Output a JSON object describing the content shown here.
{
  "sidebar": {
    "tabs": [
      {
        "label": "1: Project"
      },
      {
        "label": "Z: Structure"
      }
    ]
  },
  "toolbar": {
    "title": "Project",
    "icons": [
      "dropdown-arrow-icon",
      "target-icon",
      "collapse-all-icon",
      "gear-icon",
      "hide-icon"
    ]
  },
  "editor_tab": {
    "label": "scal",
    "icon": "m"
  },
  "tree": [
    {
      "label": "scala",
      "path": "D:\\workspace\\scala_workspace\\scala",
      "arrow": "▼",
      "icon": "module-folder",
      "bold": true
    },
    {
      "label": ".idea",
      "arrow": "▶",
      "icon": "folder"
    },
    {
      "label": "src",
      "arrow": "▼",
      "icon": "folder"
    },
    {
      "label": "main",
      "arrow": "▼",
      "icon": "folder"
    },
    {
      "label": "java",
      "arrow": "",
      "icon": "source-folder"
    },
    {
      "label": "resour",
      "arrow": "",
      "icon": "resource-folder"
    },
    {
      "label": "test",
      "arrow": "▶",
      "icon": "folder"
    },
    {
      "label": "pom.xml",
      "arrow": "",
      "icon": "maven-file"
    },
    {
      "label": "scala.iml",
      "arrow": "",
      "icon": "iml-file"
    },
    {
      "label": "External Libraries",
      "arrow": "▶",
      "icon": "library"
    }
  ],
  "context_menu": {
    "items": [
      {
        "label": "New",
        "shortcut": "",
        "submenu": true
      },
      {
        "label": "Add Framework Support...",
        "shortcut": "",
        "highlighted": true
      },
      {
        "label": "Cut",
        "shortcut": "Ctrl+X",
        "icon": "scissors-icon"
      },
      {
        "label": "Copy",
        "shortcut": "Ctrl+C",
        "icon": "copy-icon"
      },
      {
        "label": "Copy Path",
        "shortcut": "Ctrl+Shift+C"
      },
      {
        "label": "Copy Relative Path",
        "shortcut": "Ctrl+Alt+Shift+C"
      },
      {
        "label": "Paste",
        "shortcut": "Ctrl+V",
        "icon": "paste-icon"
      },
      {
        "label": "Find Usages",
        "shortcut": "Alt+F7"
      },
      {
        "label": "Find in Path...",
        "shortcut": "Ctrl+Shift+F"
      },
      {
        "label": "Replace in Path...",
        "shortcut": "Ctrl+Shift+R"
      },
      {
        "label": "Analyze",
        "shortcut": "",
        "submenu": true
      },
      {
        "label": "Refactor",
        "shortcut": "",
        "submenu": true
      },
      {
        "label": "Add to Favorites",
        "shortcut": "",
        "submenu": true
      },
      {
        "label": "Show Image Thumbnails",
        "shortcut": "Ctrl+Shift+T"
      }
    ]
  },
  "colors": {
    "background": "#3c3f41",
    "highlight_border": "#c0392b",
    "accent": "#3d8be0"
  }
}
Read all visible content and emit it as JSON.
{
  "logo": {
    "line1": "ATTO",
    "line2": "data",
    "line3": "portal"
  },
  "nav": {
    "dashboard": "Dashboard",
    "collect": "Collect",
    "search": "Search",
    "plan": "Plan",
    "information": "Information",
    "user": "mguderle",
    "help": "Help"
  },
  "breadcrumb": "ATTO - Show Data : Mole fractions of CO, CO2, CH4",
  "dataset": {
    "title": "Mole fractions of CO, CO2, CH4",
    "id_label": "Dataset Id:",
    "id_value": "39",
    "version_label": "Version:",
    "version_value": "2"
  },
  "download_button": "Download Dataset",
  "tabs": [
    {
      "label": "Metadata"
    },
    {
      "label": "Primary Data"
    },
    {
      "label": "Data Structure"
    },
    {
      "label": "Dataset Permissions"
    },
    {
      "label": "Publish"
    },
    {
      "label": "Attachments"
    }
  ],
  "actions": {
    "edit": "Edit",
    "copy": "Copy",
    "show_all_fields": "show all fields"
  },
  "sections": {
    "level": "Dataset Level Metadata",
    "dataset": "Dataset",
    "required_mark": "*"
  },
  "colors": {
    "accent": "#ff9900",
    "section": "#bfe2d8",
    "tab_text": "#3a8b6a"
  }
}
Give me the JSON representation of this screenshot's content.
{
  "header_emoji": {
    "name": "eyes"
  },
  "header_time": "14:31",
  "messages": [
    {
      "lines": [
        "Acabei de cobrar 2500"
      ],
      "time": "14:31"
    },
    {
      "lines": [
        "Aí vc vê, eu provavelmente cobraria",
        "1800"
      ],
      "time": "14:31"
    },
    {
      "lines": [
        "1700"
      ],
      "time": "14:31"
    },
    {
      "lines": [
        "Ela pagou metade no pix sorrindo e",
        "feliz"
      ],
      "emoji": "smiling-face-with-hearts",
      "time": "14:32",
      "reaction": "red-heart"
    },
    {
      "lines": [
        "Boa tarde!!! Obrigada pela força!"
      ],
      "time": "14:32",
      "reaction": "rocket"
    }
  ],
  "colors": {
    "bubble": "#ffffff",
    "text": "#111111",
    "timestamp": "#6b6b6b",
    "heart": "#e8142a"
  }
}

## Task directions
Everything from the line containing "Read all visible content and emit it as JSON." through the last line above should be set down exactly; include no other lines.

## Solution for this exercise
Read all visible content and emit it as JSON.
{
  "logo": {
    "line1": "ATTO",
    "line2": "data",
    "line3": "portal"
  },
  "nav": {
    "dashboard": "Dashboard",
    "collect": "Collect",
    "search": "Search",
    "plan": "Plan",
    "information": "Information",
    "user": "mguderle",
    "help": "Help"
  },
  "breadcrumb": "ATTO - Show Data : Mole fractions of CO, CO2, CH4",
  "dataset": {
    "title": "Mole fractions of CO, CO2, CH4",
    "id_label": "Dataset Id:",
    "id_value": "39",
    "version_label": "Version:",
    "version_value": "2"
  },
  "download_button": "Download Dataset",
  "tabs": [
    {
      "label": "Metadata"
    },
    {
      "label": "Primary Data"
    },
    {
      "label": "Data Structure"
    },
    {
      "label": "Dataset Permissions"
    },
    {
      "label": "Publish"
    },
    {
      "label": "Attachments"
    }
  ],
  "actions": {
    "edit": "Edit",
    "copy": "Copy",
    "show_all_fields": "show all fields"
  },
  "sections": {
    "level": "Dataset Level Metadata",
    "dataset": "Dataset",
    "required_mark": "*"
  },
  "colors": {
    "accent": "#ff9900",
    "section": "#bfe2d8",
    "tab_text": "#3a8b6a"
  }
}
Give me the JSON representation of this screenshot's content.
{
  "header_emoji": {
    "name": "eyes"
  },
  "header_time": "14:31",
  "messages": [
    {
      "lines": [
        "Acabei de cobrar 2500"
      ],
      "time": "14:31"
    },
    {
      "lines": [
        "Aí vc vê, eu provavelmente cobraria",
        "1800"
      ],
      "time": "14:31"
    },
    {
      "lines": [
        "1700"
      ],
      "time": "14:31"
    },
    {
      "lines": [
        "Ela pagou metade no pix sorrindo e",
        "feliz"
      ],
      "emoji": "smiling-face-with-hearts",
      "time": "14:32",
      "reaction": "red-heart"
    },
    {
      "lines": [
        "Boa tarde!!! Obrigada pela força!"
      ],
      "time": "14:32",
      "reaction": "rocket"
    }
  ],
  "colors": {
    "bubble": "#ffffff",
    "text": "#111111",
    "timestamp": "#6b6b6b",
    "heart": "#e8142a"
  }
}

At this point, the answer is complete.